## DATA UNDER STUDY

⟨

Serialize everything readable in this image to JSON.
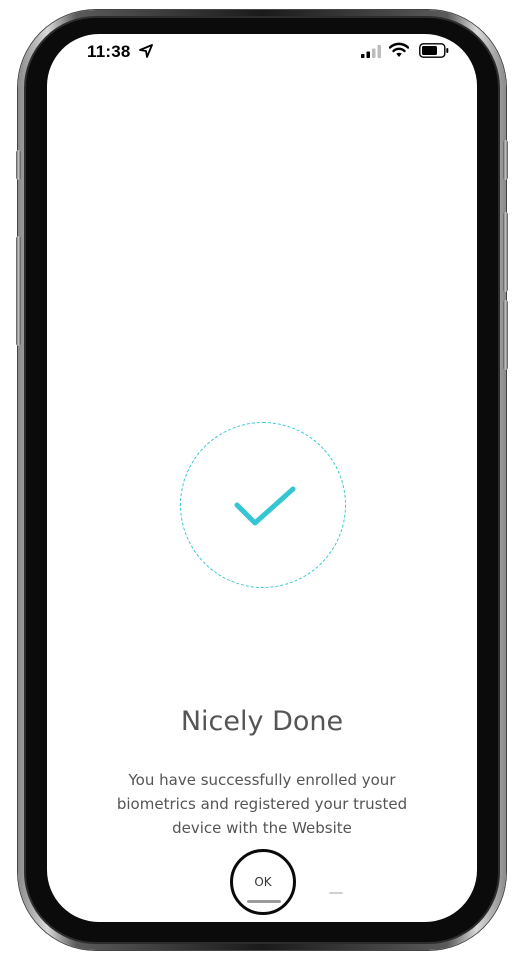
{
  "status_bar": {
    "time": "11:38",
    "location_icon": "location-arrow-icon",
    "signal_icon": "cellular-signal-icon",
    "wifi_icon": "wifi-icon",
    "battery_icon": "battery-icon"
  },
  "success": {
    "icon": "checkmark-icon",
    "accent_color": "#35c6d3",
    "title": "Nicely Done",
    "message": "You have successfully enrolled your biometrics and registered your trusted device with the Website"
  },
  "actions": {
    "ok_label": "OK"
  }
}
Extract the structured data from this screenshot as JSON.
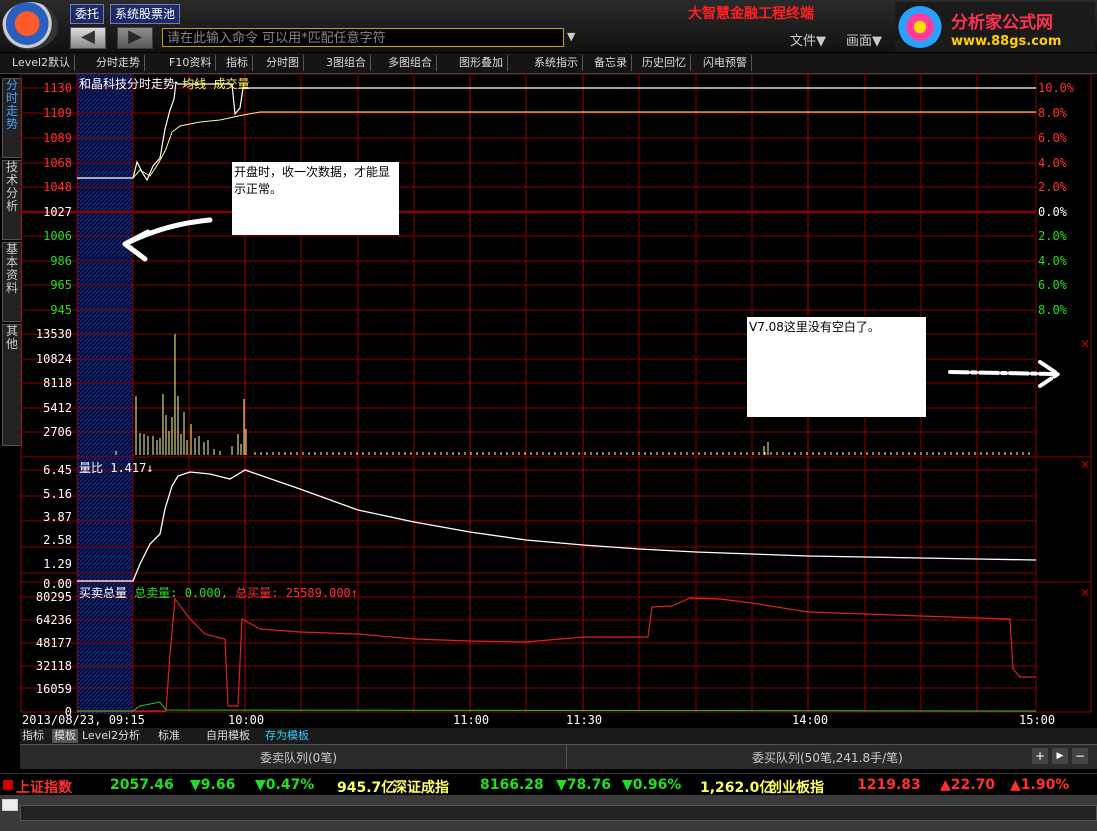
{
  "topbar": {
    "btn_entrust": "委托",
    "btn_pool": "系统股票池",
    "back": "◀",
    "forward": "▶",
    "cmd_text": "请在此输入命令   可以用*匹配任意字符",
    "title": "大智慧金融工程终端",
    "menu_file": "文件▼",
    "menu_screen": "画面▼",
    "ad_text": "分析家公式网",
    "ad_url": "www.88gs.com"
  },
  "toolbar": [
    "Level2默认",
    "分时走势",
    "F10资料",
    "指标",
    "分时图",
    "3图组合",
    "多图组合",
    "图形叠加",
    "系统指示",
    "备忘录",
    "历史回忆",
    "闪电预警"
  ],
  "side_tabs": [
    "分时走势",
    "技术分析",
    "基本资料",
    "其他"
  ],
  "price_panel": {
    "title": "和晶科技分时走势",
    "avg_label": "均线",
    "vol_label": "成交量",
    "price_ticks": [
      "1130",
      "1109",
      "1089",
      "1068",
      "1048",
      "1027",
      "1006",
      "986",
      "965",
      "945"
    ],
    "pct_ticks": [
      "10.0%",
      "8.0%",
      "6.0%",
      "4.0%",
      "2.0%",
      "0.0%",
      "2.0%",
      "4.0%",
      "6.0%",
      "8.0%"
    ],
    "vol_ticks": [
      "13530",
      "10824",
      "8118",
      "5412",
      "2706"
    ]
  },
  "annotations": {
    "note1": "开盘时，收一次数据，才能显示正常。",
    "note2": "V7.08这里没有空白了。"
  },
  "ratio_panel": {
    "title": "量比 1.417↓",
    "ticks": [
      "6.45",
      "5.16",
      "3.87",
      "2.58",
      "1.29",
      "0.00"
    ]
  },
  "bs_panel": {
    "title": "买卖总量",
    "sell": "总卖量: 0.000,",
    "buy": "总买量: 25589.000↑",
    "ticks": [
      "80295",
      "64236",
      "48177",
      "32118",
      "16059",
      "0"
    ]
  },
  "time_axis": {
    "date": "2013/08/23, 09:15",
    "labels": [
      "10:00",
      "11:00",
      "11:30",
      "14:00",
      "15:00"
    ]
  },
  "bottom_tabs": [
    "指标",
    "模板",
    "Level2分析",
    "标准",
    "自用模板",
    "存为模板"
  ],
  "queues": {
    "sell": "委卖队列(0笔)",
    "buy": "委买队列(50笔,241.8手/笔)"
  },
  "ticker": {
    "sh_name": "上证指数",
    "sh_val": "2057.46",
    "sh_chg": "▼9.66",
    "sh_pct": "▼0.47%",
    "sh_amt": "945.7亿",
    "sz_name": "深证成指",
    "sz_val": "8166.28",
    "sz_chg": "▼78.76",
    "sz_pct": "▼0.96%",
    "sz_amt": "1,262.0亿",
    "cy_name": "创业板指",
    "cy_val": "1219.83",
    "cy_chg": "▲22.70",
    "cy_pct": "▲1.90%"
  },
  "colors": {
    "up": "#ff3030",
    "down": "#22dd22",
    "grid": "#8b0000",
    "price_line": "#ffffff",
    "avg_line": "#ffff80",
    "bs_line": "#dd2222"
  }
}
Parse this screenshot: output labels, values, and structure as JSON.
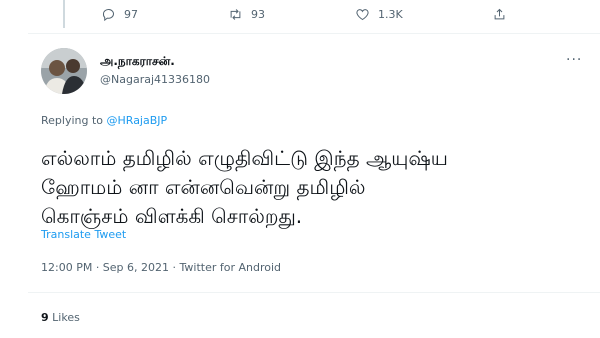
{
  "previous_tweet_actions": {
    "replies": "97",
    "retweets": "93",
    "likes": "1.3K"
  },
  "tweet": {
    "author_name": "அ.நாகராசன்.",
    "author_handle": "@Nagaraj41336180",
    "more_label": "···",
    "replying_prefix": "Replying to",
    "replying_to": "@HRajaBJP",
    "text_lines": [
      "எல்லாம் தமிழில் எழுதிவிட்டு இந்த ஆயுஷ்ய",
      "ஹோமம் னா என்னவென்று தமிழில்",
      "கொஞ்சம் விளக்கி சொல்றது."
    ],
    "translate_label": "Translate Tweet",
    "meta": "12:00 PM · Sep 6, 2021 · Twitter for Android",
    "likes_count": "9",
    "likes_label": "Likes"
  }
}
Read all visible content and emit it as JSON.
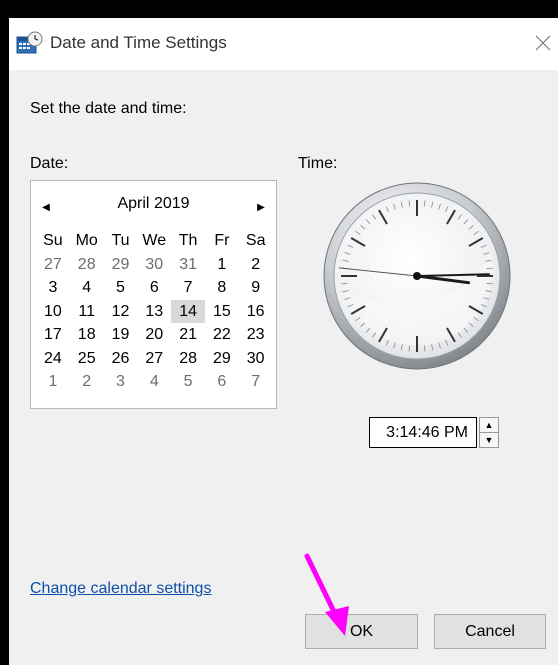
{
  "window": {
    "title": "Date and Time Settings",
    "icon": "calendar-clock-icon"
  },
  "main": {
    "instruction": "Set the date and time:",
    "date_label": "Date:",
    "time_label": "Time:"
  },
  "calendar": {
    "month": "April",
    "year": "2019",
    "prev_icon": "triangle-left-icon",
    "next_icon": "triangle-right-icon",
    "prev_glyph": "◀",
    "next_glyph": "▶",
    "days_of_week": [
      "Su",
      "Mo",
      "Tu",
      "We",
      "Th",
      "Fr",
      "Sa"
    ],
    "weeks": [
      [
        "27",
        "28",
        "29",
        "30",
        "31",
        "1",
        "2"
      ],
      [
        "3",
        "4",
        "5",
        "6",
        "7",
        "8",
        "9"
      ],
      [
        "10",
        "11",
        "12",
        "13",
        "14",
        "15",
        "16"
      ],
      [
        "17",
        "18",
        "19",
        "20",
        "21",
        "22",
        "23"
      ],
      [
        "24",
        "25",
        "26",
        "27",
        "28",
        "29",
        "30"
      ],
      [
        "1",
        "2",
        "3",
        "4",
        "5",
        "6",
        "7"
      ]
    ],
    "selected_day": "14"
  },
  "clock": {
    "hour": 3,
    "minute": 14,
    "second": 46
  },
  "time": {
    "value": "3:14:46 PM",
    "up_glyph": "▲",
    "down_glyph": "▼"
  },
  "links": {
    "change_calendar": "Change calendar settings"
  },
  "buttons": {
    "ok": "OK",
    "cancel": "Cancel"
  },
  "colors": {
    "link": "#0f4fa8",
    "annotation_arrow": "#ff00ff",
    "selected_day_bg": "#d9d9d9"
  }
}
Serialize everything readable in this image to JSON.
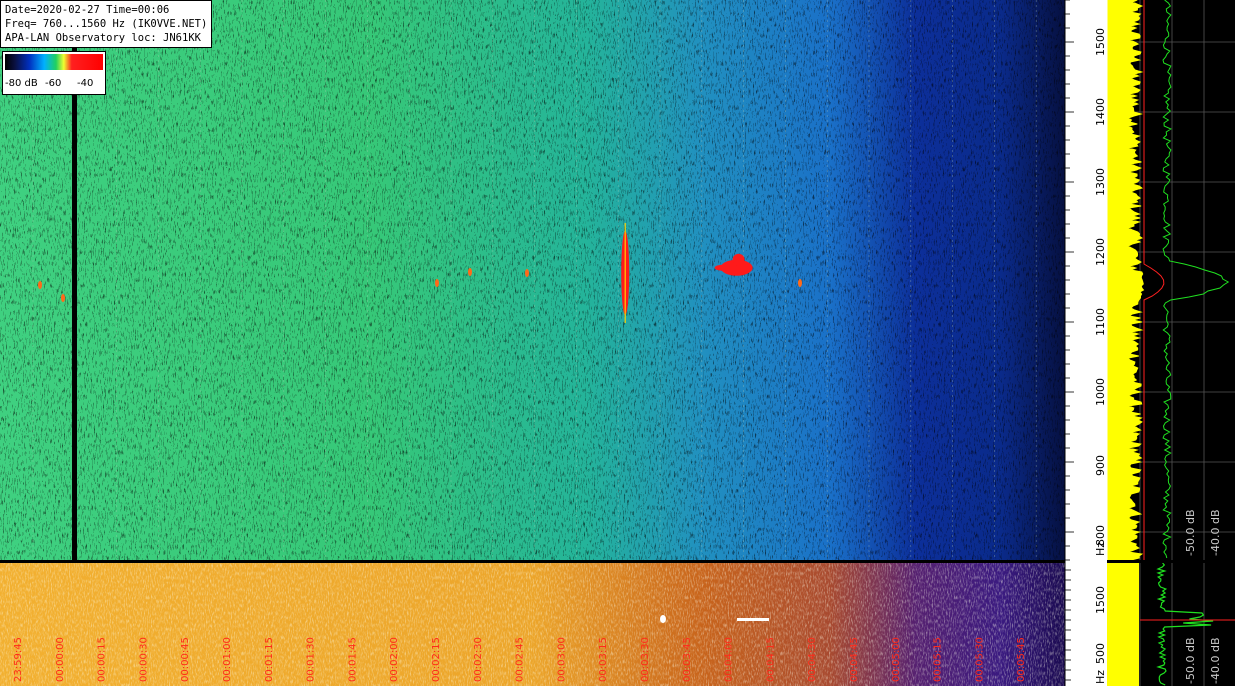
{
  "header": {
    "line1": "Date=2020-02-27 Time=00:06",
    "line2": "Freq= 760...1560 Hz (IK0VVE.NET)",
    "line3": "APA-LAN Observatory loc: JN61KK"
  },
  "color_scale": {
    "labels": [
      "-80 dB",
      "-60",
      "-40"
    ]
  },
  "colors": {
    "low": "#041a8a",
    "mid": "#2bd06a",
    "high": "#ff1a1a",
    "yellow_trace": "#ffff00",
    "green_trace": "#20ff20",
    "red_trace": "#ff2020",
    "bottom_base": "#e89a20",
    "bottom_dark": "#3a2080"
  },
  "chart_data": [
    {
      "type": "heatmap",
      "panel": "spectrogram",
      "ylabel": "Hz",
      "ylim": [
        760,
        1560
      ],
      "y_ticks": [
        800,
        900,
        1000,
        1100,
        1200,
        1300,
        1400,
        1500
      ],
      "x_ticks": [
        "23:59:45",
        "00:00:00",
        "00:00:15",
        "00:00:30",
        "00:00:45",
        "00:01:00",
        "00:01:15",
        "00:01:30",
        "00:01:45",
        "00:02:00",
        "00:02:15",
        "00:02:30",
        "00:02:45",
        "00:03:00",
        "00:03:15",
        "00:03:30",
        "00:03:45",
        "00:04:00",
        "00:04:15",
        "00:04:30",
        "00:04:45",
        "00:05:00",
        "00:05:15",
        "00:05:30",
        "00:05:45"
      ],
      "events": [
        {
          "time": "00:03:36",
          "freq_start": 1110,
          "freq_end": 1230,
          "level_db": -40
        },
        {
          "time": "00:04:00",
          "freq_start": 1165,
          "freq_end": 1190,
          "level_db": -40
        }
      ]
    },
    {
      "type": "line",
      "panel": "spectrum",
      "x_ticks": [
        "-50.0 dB",
        "-40.0 dB"
      ]
    },
    {
      "type": "heatmap",
      "panel": "power",
      "ylabel": "Hz",
      "y_ticks": [
        500,
        1500
      ]
    },
    {
      "type": "line",
      "panel": "power-spectrum",
      "x_ticks": [
        "-50.0 dB",
        "-40.0 dB"
      ]
    }
  ]
}
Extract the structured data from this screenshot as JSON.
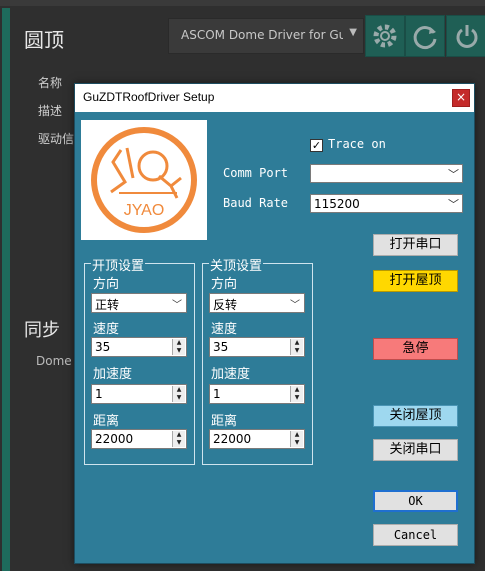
{
  "background": {
    "title": "圆顶",
    "driver_combo": "ASCOM Dome Driver for GuZDT",
    "labels": [
      "名称",
      "描述",
      "驱动信"
    ],
    "section": "同步",
    "sub_label": "Dome v"
  },
  "dialog": {
    "title": "GuZDTRoofDriver Setup",
    "close_label": "×",
    "logo_text": "JYAO",
    "trace_label": "Trace on",
    "trace_checked": "✓",
    "comm_port_label": "Comm Port",
    "comm_port_value": "",
    "baud_rate_label": "Baud Rate",
    "baud_rate_value": "115200",
    "open_group": {
      "title": "开顶设置",
      "direction_label": "方向",
      "direction_value": "正转",
      "speed_label": "速度",
      "speed_value": "35",
      "accel_label": "加速度",
      "accel_value": "1",
      "distance_label": "距离",
      "distance_value": "22000"
    },
    "close_group": {
      "title": "关顶设置",
      "direction_label": "方向",
      "direction_value": "反转",
      "speed_label": "速度",
      "speed_value": "35",
      "accel_label": "加速度",
      "accel_value": "1",
      "distance_label": "距离",
      "distance_value": "22000"
    },
    "buttons": {
      "open_port": "打开串口",
      "open_roof": "打开屋顶",
      "emergency_stop": "急停",
      "close_roof": "关闭屋顶",
      "close_port": "关闭串口",
      "ok": "OK",
      "cancel": "Cancel"
    }
  },
  "colors": {
    "dialog_bg": "#2e7c98",
    "open_roof": "#ffd800",
    "emergency_stop": "#f77a7a",
    "close_roof": "#9ed8ef",
    "logo_orange": "#f08a3c"
  }
}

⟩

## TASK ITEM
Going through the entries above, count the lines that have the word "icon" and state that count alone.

## TASK OUTPUT
8